> _Aim of the task_: Write the full listing out again, keeping every line exactly as it is.

====== Records

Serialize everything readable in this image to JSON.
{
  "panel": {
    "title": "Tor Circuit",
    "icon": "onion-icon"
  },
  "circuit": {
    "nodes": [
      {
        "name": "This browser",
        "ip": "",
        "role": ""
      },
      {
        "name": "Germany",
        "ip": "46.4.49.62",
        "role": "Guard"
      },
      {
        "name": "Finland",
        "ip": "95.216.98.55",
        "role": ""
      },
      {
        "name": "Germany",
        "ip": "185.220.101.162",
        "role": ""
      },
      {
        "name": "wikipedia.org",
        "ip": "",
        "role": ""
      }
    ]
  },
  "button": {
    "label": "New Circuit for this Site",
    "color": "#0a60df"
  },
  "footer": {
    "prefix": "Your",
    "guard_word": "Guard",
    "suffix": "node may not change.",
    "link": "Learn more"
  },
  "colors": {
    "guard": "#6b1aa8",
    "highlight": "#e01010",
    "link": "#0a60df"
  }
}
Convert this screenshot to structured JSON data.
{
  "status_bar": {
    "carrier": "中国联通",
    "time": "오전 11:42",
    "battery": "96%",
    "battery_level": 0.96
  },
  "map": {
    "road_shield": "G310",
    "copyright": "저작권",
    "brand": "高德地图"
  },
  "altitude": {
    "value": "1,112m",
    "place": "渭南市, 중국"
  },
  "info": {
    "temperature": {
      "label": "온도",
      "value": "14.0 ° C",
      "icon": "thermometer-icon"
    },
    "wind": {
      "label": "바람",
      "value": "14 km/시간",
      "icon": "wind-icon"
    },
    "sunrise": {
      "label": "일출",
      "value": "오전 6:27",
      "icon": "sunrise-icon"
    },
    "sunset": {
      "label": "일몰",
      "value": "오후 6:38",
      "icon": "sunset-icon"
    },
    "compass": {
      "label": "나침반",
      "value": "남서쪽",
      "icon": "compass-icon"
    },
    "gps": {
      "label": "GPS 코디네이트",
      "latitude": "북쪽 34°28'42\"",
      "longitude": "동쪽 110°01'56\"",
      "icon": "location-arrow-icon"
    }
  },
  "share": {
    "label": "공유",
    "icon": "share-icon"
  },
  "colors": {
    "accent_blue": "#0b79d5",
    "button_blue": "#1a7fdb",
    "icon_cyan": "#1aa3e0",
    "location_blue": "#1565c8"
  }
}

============

> _The completed task_:
Serialize everything readable in this image to JSON.
{
  "panel": {
    "title": "Tor Circuit",
    "icon": "onion-icon"
  },
  "circuit": {
    "nodes": [
      {
        "name": "This browser",
        "ip": "",
        "role": ""
      },
      {
        "name": "Germany",
        "ip": "46.4.49.62",
        "role": "Guard"
      },
      {
        "name": "Finland",
        "ip": "95.216.98.55",
        "role": ""
      },
      {
        "name": "Germany",
        "ip": "185.220.101.162",
        "role": ""
      },
      {
        "name": "wikipedia.org",
        "ip": "",
        "role": ""
      }
    ]
  },
  "button": {
    "label": "New Circuit for this Site",
    "color": "#0a60df"
  },
  "footer": {
    "prefix": "Your",
    "guard_word": "Guard",
    "suffix": "node may not change.",
    "link": "Learn more"
  },
  "colors": {
    "guard": "#6b1aa8",
    "highlight": "#e01010",
    "link": "#0a60df"
  }
}
Convert this screenshot to structured JSON data.
{
  "status_bar": {
    "carrier": "中国联通",
    "time": "오전 11:42",
    "battery": "96%",
    "battery_level": 0.96
  },
  "map": {
    "road_shield": "G310",
    "copyright": "저작권",
    "brand": "高德地图"
  },
  "altitude": {
    "value": "1,112m",
    "place": "渭南市, 중국"
  },
  "info": {
    "temperature": {
      "label": "온도",
      "value": "14.0 ° C",
      "icon": "thermometer-icon"
    },
    "wind": {
      "label": "바람",
      "value": "14 km/시간",
      "icon": "wind-icon"
    },
    "sunrise": {
      "label": "일출",
      "value": "오전 6:27",
      "icon": "sunrise-icon"
    },
    "sunset": {
      "label": "일몰",
      "value": "오후 6:38",
      "icon": "sunset-icon"
    },
    "compass": {
      "label": "나침반",
      "value": "남서쪽",
      "icon": "compass-icon"
    },
    "gps": {
      "label": "GPS 코디네이트",
      "latitude": "북쪽 34°28'42\"",
      "longitude": "동쪽 110°01'56\"",
      "icon": "location-arrow-icon"
    }
  },
  "share": {
    "label": "공유",
    "icon": "share-icon"
  },
  "colors": {
    "accent_blue": "#0b79d5",
    "button_blue": "#1a7fdb",
    "icon_cyan": "#1aa3e0",
    "location_blue": "#1565c8"
  }
}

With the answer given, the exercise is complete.